Fishbone diagram for bad addresses

As part of a sustainable data quality program, you need to identify the issues of your bad data. Otherwise you will keep spinning your wheels and using your resources to constantly correct the issue, but never addressing the cause(s). There are many data quality root cause analysis techniques you can use and I will start covering the most important ones in future articles. This one will focus on the fishbone diagram, in the context of data quality.

To get you started, I’m offering a free fishbone diagram template focused on bad address data, at the end of this article.


Tool used to identify the possible causes for an issue, in our case a data quality issue.


Ishikawa diagram, herringbone diagram, cause-and-effect diagrams, or Fishikawa


The diagram focuses on the multiple root causes for one data quality issue. Each root cause or reason for bad data quality is added to the diagram and grouped into categories to identify and classify these causes. The end result looks like a fishbone, hence its name. The contour of the fish is optional.

Data quality root cause analysis - Fishbone diagram

Fun fact

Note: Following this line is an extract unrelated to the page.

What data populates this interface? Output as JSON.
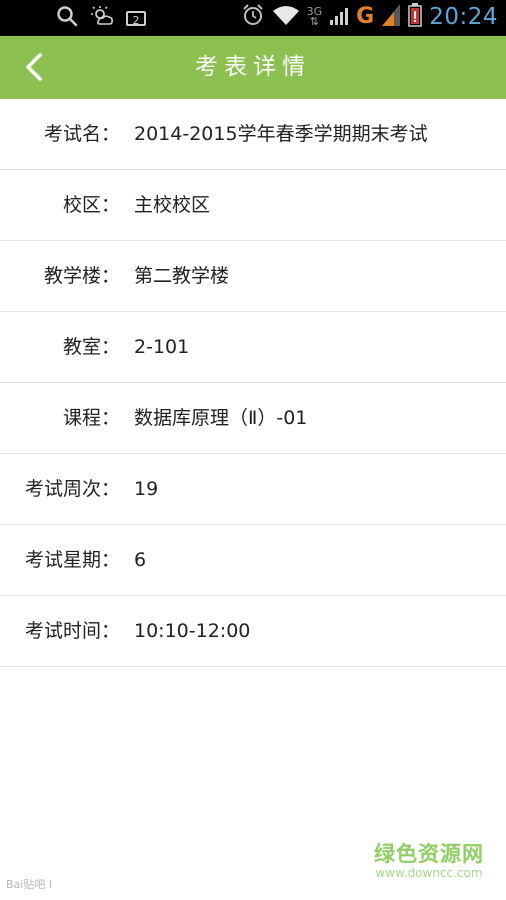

The basic concept was first used in the 1920, but the actual fishbone diagram was popularized in the 1960s by Kaoru Ishikawa who pioneered quality management processes in the Kawasaki Shipyards. The main issue is recorded on the right side of the page because traditional Japanese script reads down a vertical column from right to left across the page.

When to use the fishbone diagram

  • While conducting a workshop to identify the possible causes of the issue
  • If the team’s thinking is not going towards a root cause


  • A highly visual brainstorming tool which can spark further examples of root causes
  • Quickly see if the root cause is found multiple times in the same or different causal tree
  • Allows you to see all causes simultaneously
  • Good visualization for presenting issues to stakeholders


  • Complex issues might yield a lot of causes which might become visually cluttering
  • Interrelationships between causes are not easily identifiable

Avoid the pitfalls of bad data quality.  Here are the 4 myths about data quality everyone thinks are true.


Steps to develop it

1. State the data quality issue: This is the issue for which you will determine the root causes. Note it on the right of the diagram (i.e. the head of he fish). Draw a horizontal arrow from the left of the diagram to the right, pointing it to the data quality issue. This is the fishbone spine.

2. Determine the categories: Brainstorm the main categories of the root causes. If you need a helping hand, start with the following: tools, employees, processes, standards, data sources. Point each category into the fishbone spine.

3. Add root causes: Brainstorm the main reasons for bad data quality and point them to the category they pertain to. If they pertain to multiple categories, add them in each one.

4. Add root sub-causes: Identify why each cause happens and add them as sub-causes.


Here is a fishbone diagram example covering the different root causes of bad addresses. The boxed red words represent the groupings (ex: Tools, Employees, Data sources) and the “boxless” red words represent the main root causes (ex: Free text fields, No training, No ISO adoption).

Fishbone diagram for bad addresses


  • Make sure the causes and sub-causes are based on facts, not opinions or speculations
  • Even though you can have as many categories as you need, it is recommended not to go into more than 10, if possible
  • You can go more than 2 levels deep with your causes
  • To identify each root cause, you can apply the “5 whys? technique”


There are several tools you can use to draw a fishbone diagram, besides the classic whiteboard or flipchart and marker:

  • MS Visio – FREE template/ example provided above
  • Canva
  • Smartdraw
  • Realtime board
{"email":"Email address invalid","url":"Website address invalid","required":"Required field missing"}

About the author 

George Firican

George Firican is the Director of Data Governance and Business Intelligence at the University of British Columbia, which is ranked among the top 20 public universities in the world. His passion for data led him towards award-winning program implementations in the data governance, data quality, and business intelligence fields. Due to his desire for continuous improvement and knowledge sharing, he founded LightsOnData, a website which offers free templates, definitions, best practices, articles and other useful resources to help with data governance and data management questions and challenges. He also has over twelve years of project management and business/technical analysis experience in the higher education, fundraising, software and web development, and e-commerce industries.

You may also like:

George Firican


What is fault tree analysis?

What is fault tree analysis?